PHOENIX -- With the disappearance of 5-year-old Jhessye Shockley making national headlines, children's safety is on the minds of many.
According to the FBI and other law-enforcement agencies throughout the country, the first 48 hours are crucial when a child goes missing. The better prepared you are to help police who are trying to find your child, the more effective they can be during those all-important hours.
The FBI has developed a smartphone app designed specifically to help authorities find your child should the unthinkable happen. According to the FBI's website, that app is "putting safety in your hands."
The FBI Child ID app, the first mobile app developed by the FBI, gives you a convenient and easily accessibly place to store photos and vital information about your children.
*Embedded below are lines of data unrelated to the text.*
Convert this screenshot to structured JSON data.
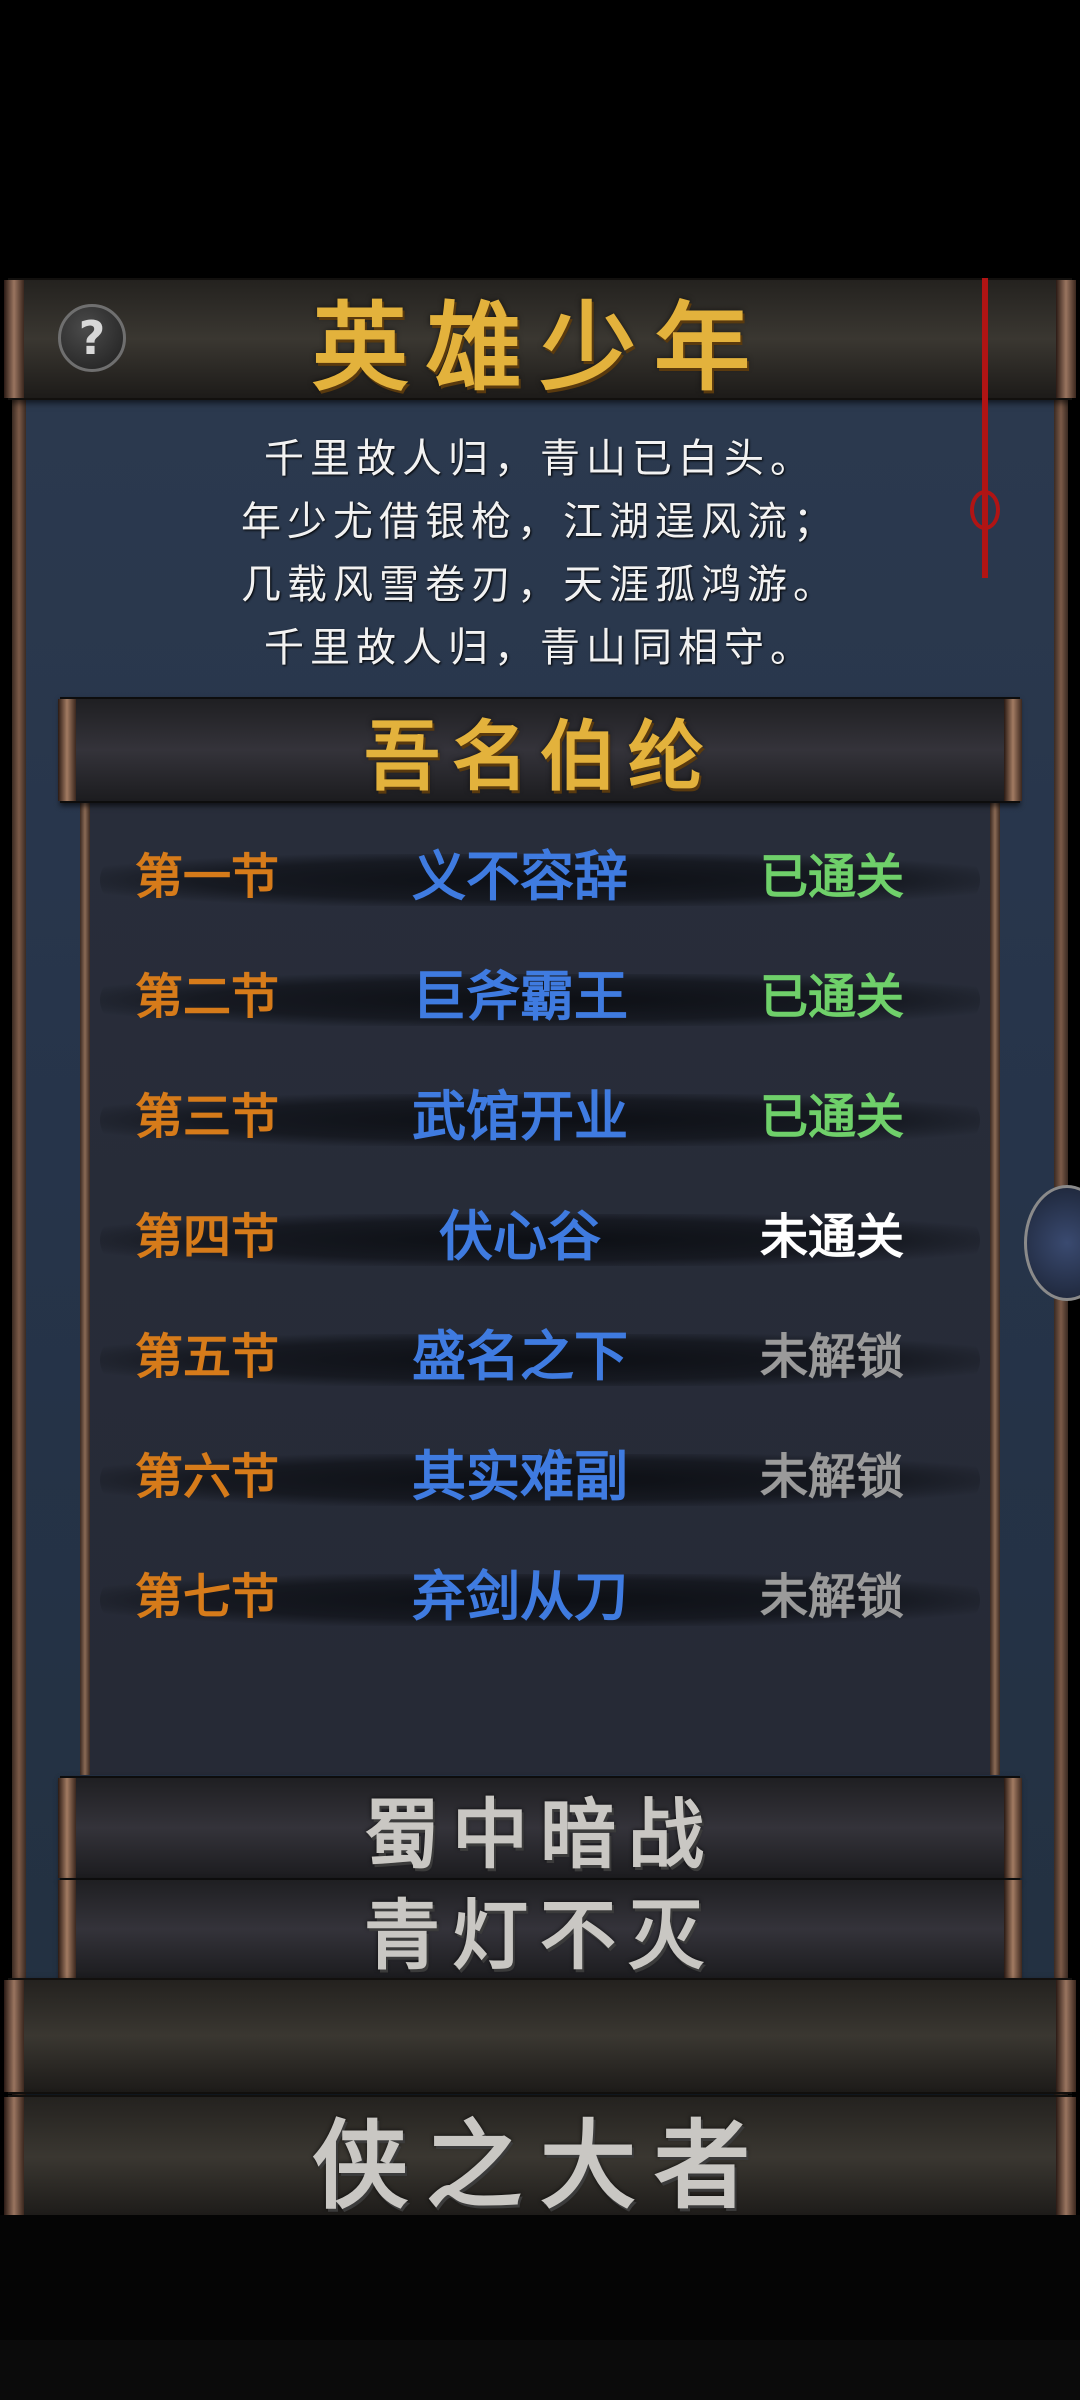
{
  "header": {
    "title": "英雄少年",
    "help_symbol": "?"
  },
  "poem": [
    "千里故人归，青山已白头。",
    "年少尤借银枪，江湖逞风流；",
    "几载风雪卷刃，天涯孤鸿游。",
    "千里故人归，青山同相守。"
  ],
  "section": {
    "title": "吾名伯纶"
  },
  "chapters": [
    {
      "num": "第一节",
      "name": "义不容辞",
      "status": "已通关",
      "status_color": "#6fd06a"
    },
    {
      "num": "第二节",
      "name": "巨斧霸王",
      "status": "已通关",
      "status_color": "#6fd06a"
    },
    {
      "num": "第三节",
      "name": "武馆开业",
      "status": "已通关",
      "status_color": "#6fd06a"
    },
    {
      "num": "第四节",
      "name": "伏心谷",
      "status": "未通关",
      "status_color": "#ffffff"
    },
    {
      "num": "第五节",
      "name": "盛名之下",
      "status": "未解锁",
      "status_color": "#9a9a9a"
    },
    {
      "num": "第六节",
      "name": "其实难副",
      "status": "未解锁",
      "status_color": "#9a9a9a"
    },
    {
      "num": "第七节",
      "name": "弃剑从刀",
      "status": "未解锁",
      "status_color": "#9a9a9a"
    }
  ],
  "collapsed_sections": [
    "蜀中暗战",
    "青灯不灭"
  ],
  "next_story": {
    "title": "侠之大者"
  },
  "colors": {
    "chapter_num": "#d67b1a",
    "chapter_name": "#3f7be0",
    "title_gold": "#e3b23c",
    "title_grey": "#c9c7c3"
  }
}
For additional security, you can password-protect that data. Neither the FBI nor iTunes collects and stores anything entered into the app. It lives only on your smartphone.
Not only does the apps put essential information literally at your fingertips, allowing you to instantly share identifying information with police and others, it also allows you to easily send that information to law-enforcement agencies with just a couple of clicks.
Basically you create a profile for each of your children, including his or her full name, a current photo, a details description and contact information for you. The key is to keep that information as up-to-date as possible.
The iPhone app is almost a digital companion to the National Child Identification Program Kit, which is provided by the American Football Coaches Association in partnership with the FBI. The NCIP Kit lets you take your child's fingerprints and collect DNA samples to have on hand.
Launched in early August, the free FBI Child ID app has been downloaded from Apple's iTunes App Store more than 80,000 times.
Radio personality Mathew Blades of Mix 96.9 is one of those 80,000.
"I just think, as a dad … this is a really cool thing to have instant access to …," he told 3TV"s resident mom-to-be, Kaley O'Kelley. "In the event that you ever need it, you know that it's there."
In addition to being an information repository, the also offers tips on keeping children safe, checklists for parents and provides specific guidance on what you need to do in the first 24 hours should your child go missing. There's also guidance for the second 24 hours if your child is not found quickly.
While the app is only available for the iPhone right now, the FBI says it plans to make the free tool available on other mobile devices in the near future.